The experts say it is a just a matter of time before the next major seismic event occurs in the Cascadia Subduction Zone off Vancouver Island.
The Cascadia Subduction Zone is a very long sloping fault that stretches from mid-Vancouver Island to Northern California. It separates the Juan de Fuca and North America plates. New ocean floor is being created offshore of Washington and Oregon. As more material wells up along the ocean ridge, the ocean floor is pushed toward and beneath the continent. The Cascadia Subduction Zone is where the two plates meet. Source pnsn.org
Researchers know exactly when the last major quake struck off our coast; January 26th, 1700.

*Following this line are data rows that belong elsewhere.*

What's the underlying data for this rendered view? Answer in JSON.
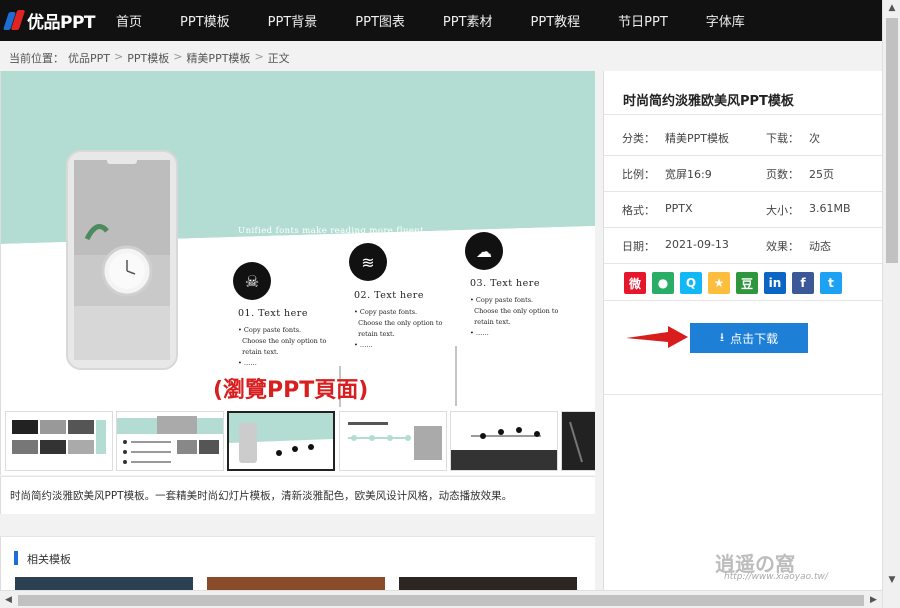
{
  "brand": {
    "logo_text": "优品PPT"
  },
  "nav": [
    "首页",
    "PPT模板",
    "PPT背景",
    "PPT图表",
    "PPT素材",
    "PPT教程",
    "节日PPT",
    "字体库"
  ],
  "breadcrumb": [
    "当前位置：",
    "优品PPT",
    ">",
    "PPT模板",
    ">",
    "精美PPT模板",
    ">",
    "正文"
  ],
  "slide": {
    "intro_lines": [
      "Unified fonts make reading more fluent.",
      "Theme color makes PPT more convenient to change.",
      "Adjust the spacing to adapt to Chinese typesetting, use the",
      "reference line in PPT."
    ],
    "steps": [
      {
        "title": "01. Text here",
        "items": [
          "Copy paste fonts.",
          "Choose the only option to",
          "retain text.",
          "……"
        ]
      },
      {
        "title": "02. Text here",
        "items": [
          "Copy paste fonts.",
          "Choose the only option to",
          "retain text.",
          "……"
        ]
      },
      {
        "title": "03. Text here",
        "items": [
          "Copy paste fonts.",
          "Choose the only option to",
          "retain text.",
          "……"
        ]
      }
    ],
    "accent": "#b3ddd3"
  },
  "caption": "(瀏覽PPT頁面)",
  "description": "时尚简约淡雅欧美风PPT模板。一套精美时尚幻灯片模板，清新淡雅配色，欧美风设计风格，动态播放效果。",
  "related_title": "相关模板",
  "sidebar": {
    "title": "时尚简约淡雅欧美风PPT模板",
    "rows": [
      {
        "l1": "分类：",
        "v1": "精美PPT模板",
        "l2": "下载：",
        "v2": "次"
      },
      {
        "l1": "比例：",
        "v1": "宽屏16:9",
        "l2": "页数：",
        "v2": "25页"
      },
      {
        "l1": "格式：",
        "v1": "PPTX",
        "l2": "大小：",
        "v2": "3.61MB"
      },
      {
        "l1": "日期：",
        "v1": "2021-09-13",
        "l2": "效果：",
        "v2": "动态"
      }
    ],
    "share": [
      {
        "name": "weibo-icon",
        "glyph": "微",
        "color": "#e6162d"
      },
      {
        "name": "wechat-icon",
        "glyph": "●",
        "color": "#2aae67"
      },
      {
        "name": "qq-icon",
        "glyph": "Q",
        "color": "#12b7f5"
      },
      {
        "name": "qzone-icon",
        "glyph": "★",
        "color": "#fdbe3d"
      },
      {
        "name": "douban-icon",
        "glyph": "豆",
        "color": "#2e963d"
      },
      {
        "name": "linkedin-icon",
        "glyph": "in",
        "color": "#0a66c2"
      },
      {
        "name": "facebook-icon",
        "glyph": "f",
        "color": "#3b5998"
      },
      {
        "name": "twitter-icon",
        "glyph": "t",
        "color": "#1da1f2"
      }
    ],
    "download_label": "点击下载"
  },
  "watermark": "逍遥の窩",
  "watermark_url": "http://www.xiaoyao.tw/"
}
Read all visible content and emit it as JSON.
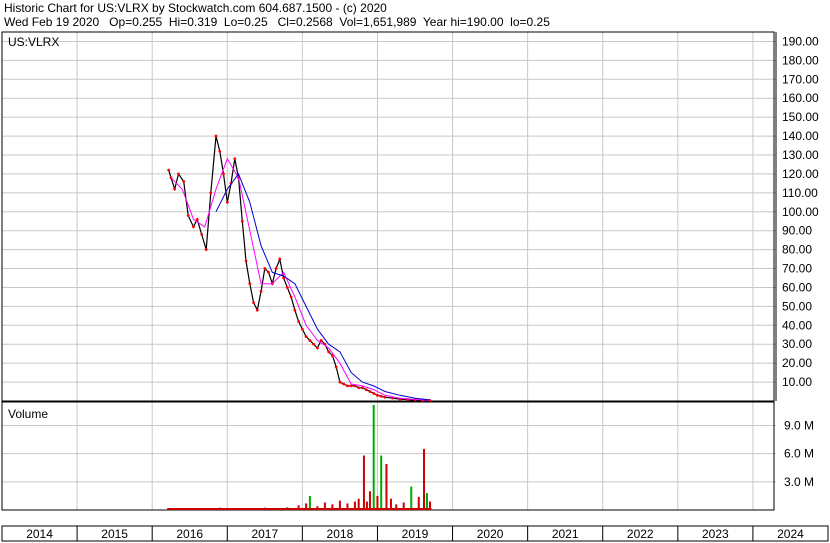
{
  "header": {
    "line1": "Historic Chart for US:VLRX by Stockwatch.com 604.687.1500 - (c) 2020",
    "line2": "Wed Feb 19 2020   Op=0.255  Hi=0.319  Lo=0.25   Cl=0.2568  Vol=1,651,989  Year hi=190.00  lo=0.25"
  },
  "chart_data": [
    {
      "type": "line",
      "title": "US:VLRX",
      "ylim": [
        0,
        195
      ],
      "yticks": [
        "10.00",
        "20.00",
        "30.00",
        "40.00",
        "50.00",
        "60.00",
        "70.00",
        "80.00",
        "90.00",
        "100.00",
        "110.00",
        "120.00",
        "130.00",
        "140.00",
        "150.00",
        "160.00",
        "170.00",
        "180.00",
        "190.00"
      ],
      "xlim": [
        2014,
        2025
      ],
      "xticks": [
        "2014",
        "2015",
        "2016",
        "2017",
        "2018",
        "2019",
        "2020",
        "2021",
        "2022",
        "2023",
        "2024"
      ],
      "grid": true,
      "colors": {
        "price": "#000000",
        "ma_short": "#ff00ff",
        "ma_long": "#0000cc",
        "close_mark": "#ff0000"
      },
      "series": [
        {
          "key": "price",
          "x": [
            2016.22,
            2016.25,
            2016.3,
            2016.35,
            2016.42,
            2016.48,
            2016.55,
            2016.6,
            2016.66,
            2016.72,
            2016.78,
            2016.85,
            2016.9,
            2016.95,
            2017.0,
            2017.05,
            2017.1,
            2017.15,
            2017.2,
            2017.25,
            2017.3,
            2017.35,
            2017.4,
            2017.45,
            2017.5,
            2017.55,
            2017.6,
            2017.65,
            2017.7,
            2017.75,
            2017.8,
            2017.85,
            2017.9,
            2017.95,
            2018.0,
            2018.05,
            2018.1,
            2018.15,
            2018.2,
            2018.25,
            2018.3,
            2018.35,
            2018.4,
            2018.45,
            2018.5,
            2018.55,
            2018.6,
            2018.65,
            2018.7,
            2018.75,
            2018.8,
            2018.85,
            2018.9,
            2018.95,
            2019.0,
            2019.05,
            2019.1,
            2019.2,
            2019.3,
            2019.4,
            2019.5,
            2019.6,
            2019.7
          ],
          "y": [
            122,
            118,
            112,
            120,
            116,
            98,
            92,
            96,
            88,
            80,
            110,
            140,
            132,
            120,
            105,
            115,
            128,
            118,
            95,
            74,
            62,
            52,
            48,
            58,
            70,
            68,
            62,
            70,
            75,
            65,
            60,
            55,
            48,
            42,
            38,
            34,
            32,
            30,
            28,
            32,
            30,
            26,
            24,
            18,
            10,
            9,
            8,
            8,
            8,
            7,
            7,
            6,
            5,
            4,
            3,
            2.5,
            2,
            1.5,
            1,
            0.8,
            0.5,
            0.35,
            0.26
          ]
        },
        {
          "key": "ma_short",
          "x": [
            2016.25,
            2016.4,
            2016.55,
            2016.7,
            2016.85,
            2017.0,
            2017.15,
            2017.3,
            2017.45,
            2017.6,
            2017.75,
            2017.9,
            2018.05,
            2018.2,
            2018.35,
            2018.5,
            2018.65,
            2018.8,
            2018.95,
            2019.1,
            2019.3,
            2019.5,
            2019.7
          ],
          "y": [
            118,
            112,
            96,
            92,
            112,
            128,
            118,
            90,
            62,
            62,
            68,
            55,
            40,
            32,
            28,
            20,
            9,
            8,
            6,
            3,
            1.5,
            0.8,
            0.3
          ]
        },
        {
          "key": "ma_long",
          "x": [
            2016.85,
            2017.0,
            2017.15,
            2017.3,
            2017.45,
            2017.6,
            2017.75,
            2017.9,
            2018.05,
            2018.2,
            2018.35,
            2018.5,
            2018.65,
            2018.8,
            2018.95,
            2019.1,
            2019.3,
            2019.5,
            2019.7
          ],
          "y": [
            100,
            112,
            120,
            105,
            82,
            68,
            66,
            62,
            50,
            38,
            30,
            26,
            15,
            10,
            8,
            5,
            3,
            1.5,
            0.6
          ]
        }
      ]
    },
    {
      "type": "bar",
      "title": "Volume",
      "ylim": [
        0,
        11500000
      ],
      "yticks": [
        "3.0 M",
        "6.0 M",
        "9.0 M"
      ],
      "xlim": [
        2014,
        2025
      ],
      "colors": {
        "up": "#00aa00",
        "down": "#cc0000"
      },
      "bars": [
        {
          "x": 2016.3,
          "v": 150000,
          "c": "down"
        },
        {
          "x": 2016.6,
          "v": 200000,
          "c": "down"
        },
        {
          "x": 2016.9,
          "v": 250000,
          "c": "down"
        },
        {
          "x": 2017.2,
          "v": 200000,
          "c": "down"
        },
        {
          "x": 2017.5,
          "v": 250000,
          "c": "down"
        },
        {
          "x": 2017.8,
          "v": 300000,
          "c": "up"
        },
        {
          "x": 2017.95,
          "v": 500000,
          "c": "down"
        },
        {
          "x": 2018.05,
          "v": 700000,
          "c": "down"
        },
        {
          "x": 2018.1,
          "v": 1500000,
          "c": "up"
        },
        {
          "x": 2018.2,
          "v": 400000,
          "c": "down"
        },
        {
          "x": 2018.3,
          "v": 800000,
          "c": "down"
        },
        {
          "x": 2018.4,
          "v": 600000,
          "c": "down"
        },
        {
          "x": 2018.5,
          "v": 1000000,
          "c": "down"
        },
        {
          "x": 2018.6,
          "v": 700000,
          "c": "down"
        },
        {
          "x": 2018.7,
          "v": 900000,
          "c": "down"
        },
        {
          "x": 2018.75,
          "v": 1200000,
          "c": "down"
        },
        {
          "x": 2018.82,
          "v": 5800000,
          "c": "down"
        },
        {
          "x": 2018.86,
          "v": 900000,
          "c": "down"
        },
        {
          "x": 2018.9,
          "v": 2000000,
          "c": "down"
        },
        {
          "x": 2018.95,
          "v": 11200000,
          "c": "up"
        },
        {
          "x": 2019.0,
          "v": 1500000,
          "c": "down"
        },
        {
          "x": 2019.05,
          "v": 5800000,
          "c": "up"
        },
        {
          "x": 2019.12,
          "v": 4900000,
          "c": "down"
        },
        {
          "x": 2019.18,
          "v": 1200000,
          "c": "down"
        },
        {
          "x": 2019.25,
          "v": 600000,
          "c": "down"
        },
        {
          "x": 2019.35,
          "v": 800000,
          "c": "down"
        },
        {
          "x": 2019.45,
          "v": 2500000,
          "c": "up"
        },
        {
          "x": 2019.55,
          "v": 1400000,
          "c": "down"
        },
        {
          "x": 2019.62,
          "v": 6500000,
          "c": "down"
        },
        {
          "x": 2019.66,
          "v": 1800000,
          "c": "up"
        },
        {
          "x": 2019.7,
          "v": 900000,
          "c": "down"
        }
      ]
    }
  ]
}
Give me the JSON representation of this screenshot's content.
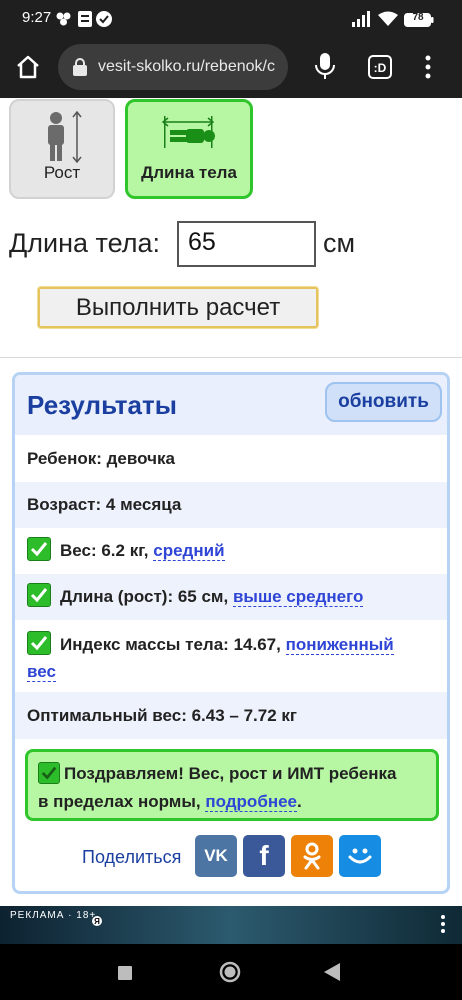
{
  "status_bar": {
    "time": "9:27",
    "battery": "78"
  },
  "browser": {
    "url": "vesit-skolko.ru/rebenok/c"
  },
  "tabs": [
    {
      "label": "Рост"
    },
    {
      "label": "Длина тела"
    }
  ],
  "form": {
    "length_label": "Длина тела:",
    "length_value": "65",
    "unit": "см",
    "submit_label": "Выполнить расчет"
  },
  "results": {
    "title": "Результаты",
    "refresh_label": "обновить",
    "child": "Ребенок: девочка",
    "age": "Возраст: 4 месяца",
    "weight_text": "Вес: 6.2 кг,",
    "weight_link": "средний",
    "length_text": "Длина (рост): 65 см,",
    "length_link": "выше среднего",
    "bmi_text": "Индекс массы тела: 14.67,",
    "bmi_link_1": "пониженный",
    "bmi_link_2": "вес",
    "optimal": "Оптимальный вес: 6.43 – 7.72 кг",
    "congrats_line1": "Поздравляем! Вес, рост и ИМТ ребенка",
    "congrats_line2": "в пределах нормы,",
    "congrats_link": "подробнее",
    "congrats_end": ".",
    "share_label": "Поделиться"
  },
  "ad": {
    "label": "РЕКЛАМА · 18+"
  },
  "colors": {
    "accent_green": "#2fc52b",
    "accent_blue": "#1a3fa0",
    "link": "#2f45d6",
    "vk": "#4c75a3",
    "facebook": "#3b5998",
    "ok": "#ee8208",
    "moimir": "#168de2"
  }
}
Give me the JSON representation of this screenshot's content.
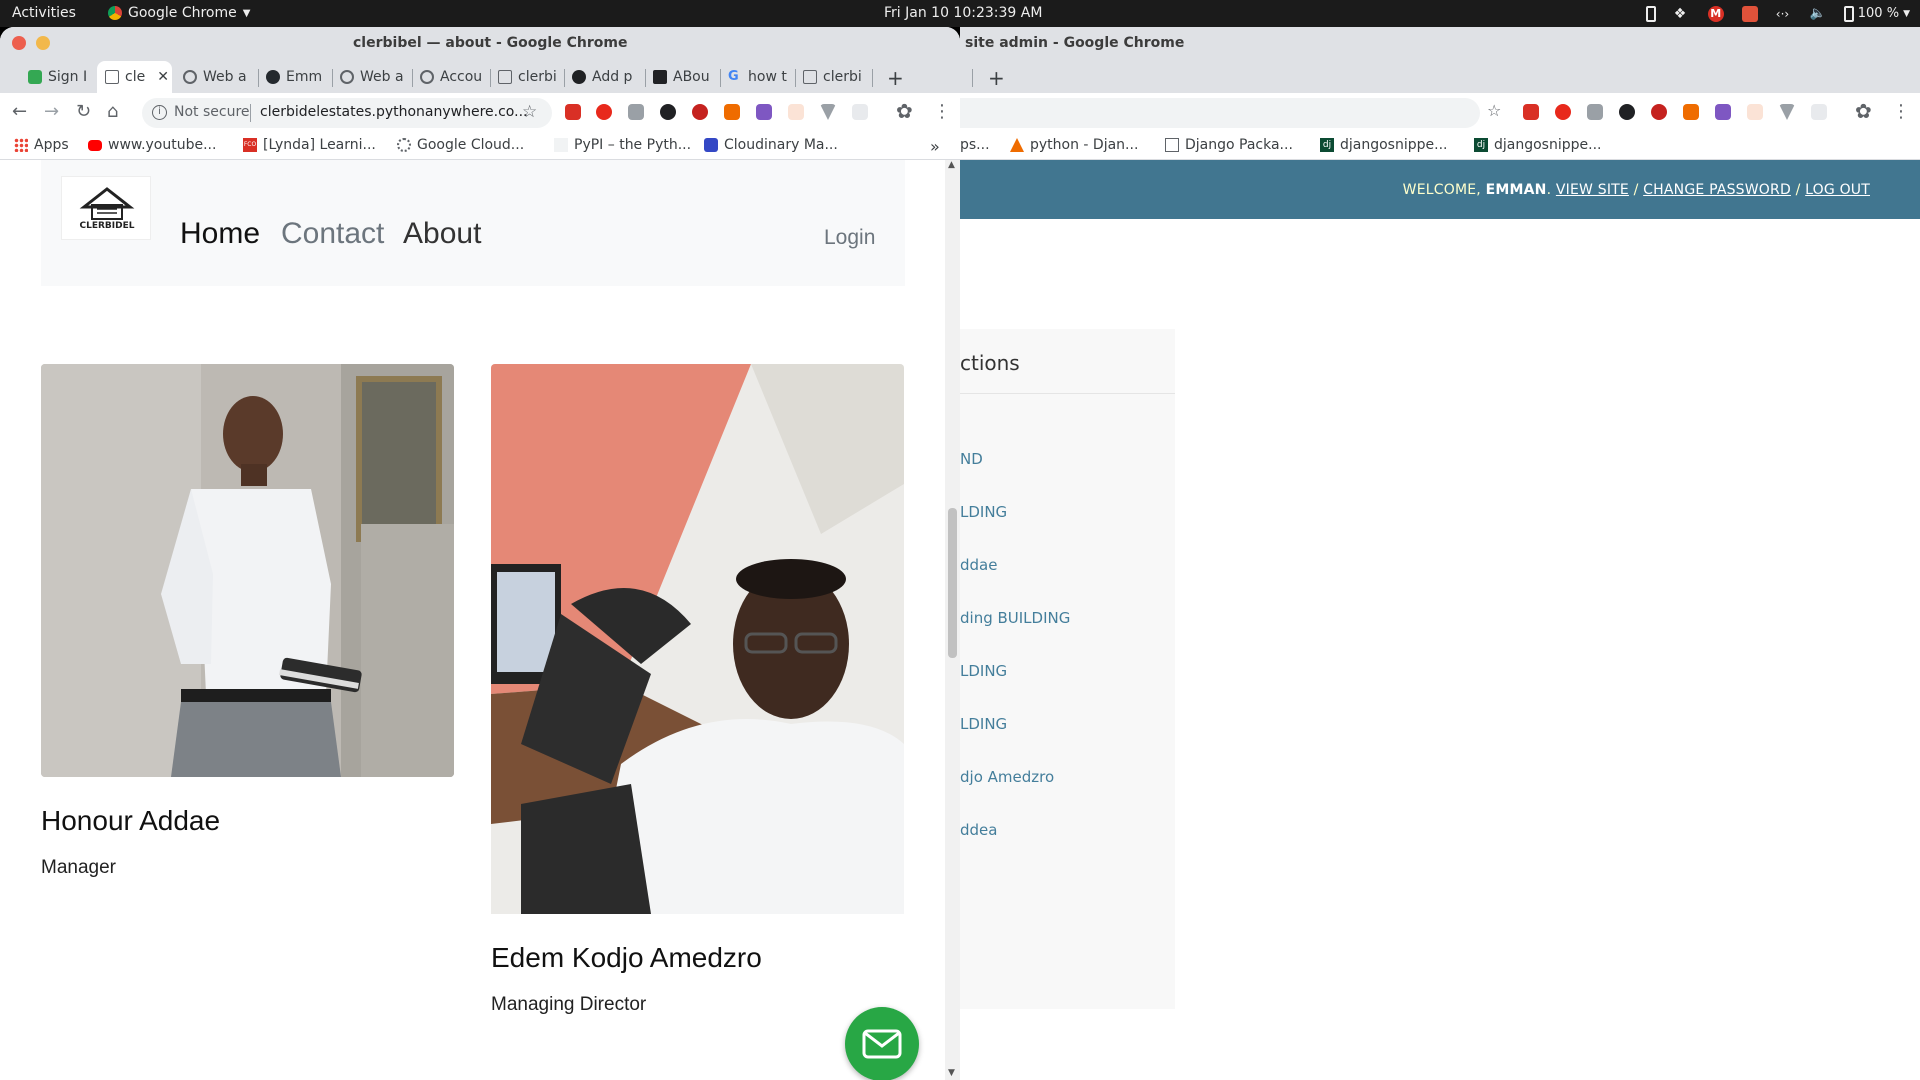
{
  "topbar": {
    "activities": "Activities",
    "app_name": "Google Chrome",
    "clock": "Fri Jan 10  10:23:39 AM",
    "battery": "100 %"
  },
  "left_window": {
    "title": "clerbibel — about - Google Chrome",
    "tabs": [
      {
        "label": "Sign I"
      },
      {
        "label": "cle"
      },
      {
        "label": "Web a"
      },
      {
        "label": "Emm"
      },
      {
        "label": "Web a"
      },
      {
        "label": "Accou"
      },
      {
        "label": "clerbi"
      },
      {
        "label": "Add p"
      },
      {
        "label": "ABou"
      },
      {
        "label": "how t"
      },
      {
        "label": "clerbi"
      }
    ],
    "new_tab": "+",
    "omnibox": {
      "security": "Not secure",
      "url": "clerbidelestates.pythonanywhere.co..."
    },
    "bookmarks": [
      {
        "label": "Apps"
      },
      {
        "label": "www.youtube..."
      },
      {
        "label": "[Lynda] Learni..."
      },
      {
        "label": "Google Cloud..."
      },
      {
        "label": "PyPI – the Pyth..."
      },
      {
        "label": "Cloudinary Ma..."
      }
    ],
    "bookmarks_more": "»",
    "page": {
      "logo_text": "CLERBIDEL",
      "nav": {
        "home": "Home",
        "contact": "Contact",
        "about": "About",
        "login": "Login"
      },
      "team": [
        {
          "name": "Honour Addae",
          "role": "Manager"
        },
        {
          "name": "Edem Kodjo Amedzro",
          "role": "Managing Director"
        }
      ]
    }
  },
  "right_window": {
    "title": "site admin - Google Chrome",
    "new_tab": "+",
    "bookmarks": [
      {
        "label": "ps..."
      },
      {
        "label": "python - Djan..."
      },
      {
        "label": "Django Packa..."
      },
      {
        "label": "djangosnippe..."
      },
      {
        "label": "djangosnippe..."
      }
    ],
    "admin": {
      "welcome": "WELCOME,",
      "username": "EMMAN",
      "view_site": "VIEW SITE",
      "change_password": "CHANGE PASSWORD",
      "log_out": "LOG OUT",
      "module_title": "ctions",
      "actions": [
        "ND",
        "LDING",
        "ddae",
        "ding BUILDING",
        "LDING",
        "LDING",
        "djo Amedzro",
        "ddea"
      ]
    }
  },
  "colors": {
    "admin_header": "#417690",
    "admin_link": "#447e9b",
    "fab_green": "#28a745",
    "nav_active": "#111111",
    "nav_inactive": "#6c757d"
  }
}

‘The 1700 Cascadia earthquake was a magnitude 8.7 to 9.2 megathrust earthquake that occurred in the Cascadia subduction zone in 1700. The earthquake involved the Juan de Fuca Plate underlying the Pacific Ocean, from mid-Vancouver Island in British Columbia, Canada, south along the Pacific Northwest coast as far as northern California, USA. The length of the fault rupture was about 1,000 kilometers (620 miles) with an average slip of 20 meters (22 yards)’ source http://www.iris.edu/hq/retm
Earthquake seismologist John Cassidy says earthquakes around the world serve as reminders about the importance of being prepared.
Geological evidence indicates that great earthquakes may have occurred at least seven times in the last 3,500 years, suggesting a return time of 400 to 600 years.
The subduction of the Juan de Fuca plate beneath North America changes markedly along the length of the subduction zone, notably in the angle of subduction, distribution of earthquakes, volcanism, geologic and seismic structure of the upper plate, and regional horizontal stress. To investigate these characteristics, we conducted detailed density modeling experiments of the crust and mantle along two transects across the Cascadia subduction zone. One crosses Vancouver Island and the Canadian margin, and the other crosses the margin of central Oregon. Both density models were constructed independently to a depth of approximately 50 km. We gathered all possible geologic, geophysical, and borehole data to constrain the density calculations. The final densities for the Oregon and Vancouver lithosphere models were obtained from gravity inversions.
Our results confirm that the downgoing slab of the Cascadia subduction zone dips significantly steeper beneath Oregon than beneath Vancouver Island, lending support to the idea that the Juan de Fuca plate is segmented from north to south. In addition, our gravity models indicate that the mantle wedge beneath western Oregon (i.e., below the western Cascades) is lighter than the mantle beneath the Canadian continental crust. This low density agrees with the low mantle velocities observed in the mantle and the present day extensional regime of the Pacific Northwest… Full story HERE
Danger Zone of Cascadia Subduction zone.
Could the West coast be subjected SOON to a massive earthquake?
As explained by University of Washington Seismologist William Steele, this is a model of what an earthquake along the Cascadia fault line might look like. In the future technology may be available that can give us an early warning.
OregonLive.com – March 19, 2011: Oregon Coast Must Prepare For Repeat Of The Great Cascadia Earthquake of 1700 (Links)
Timescolonist.com – March 19, 2011: Victoria Subject to Two Kinds of Catastrophic Earthquakes
USnews.com – March 15, 2011: Pacific NorthWest Faces Nearly Indentical Risk to Japanese Quake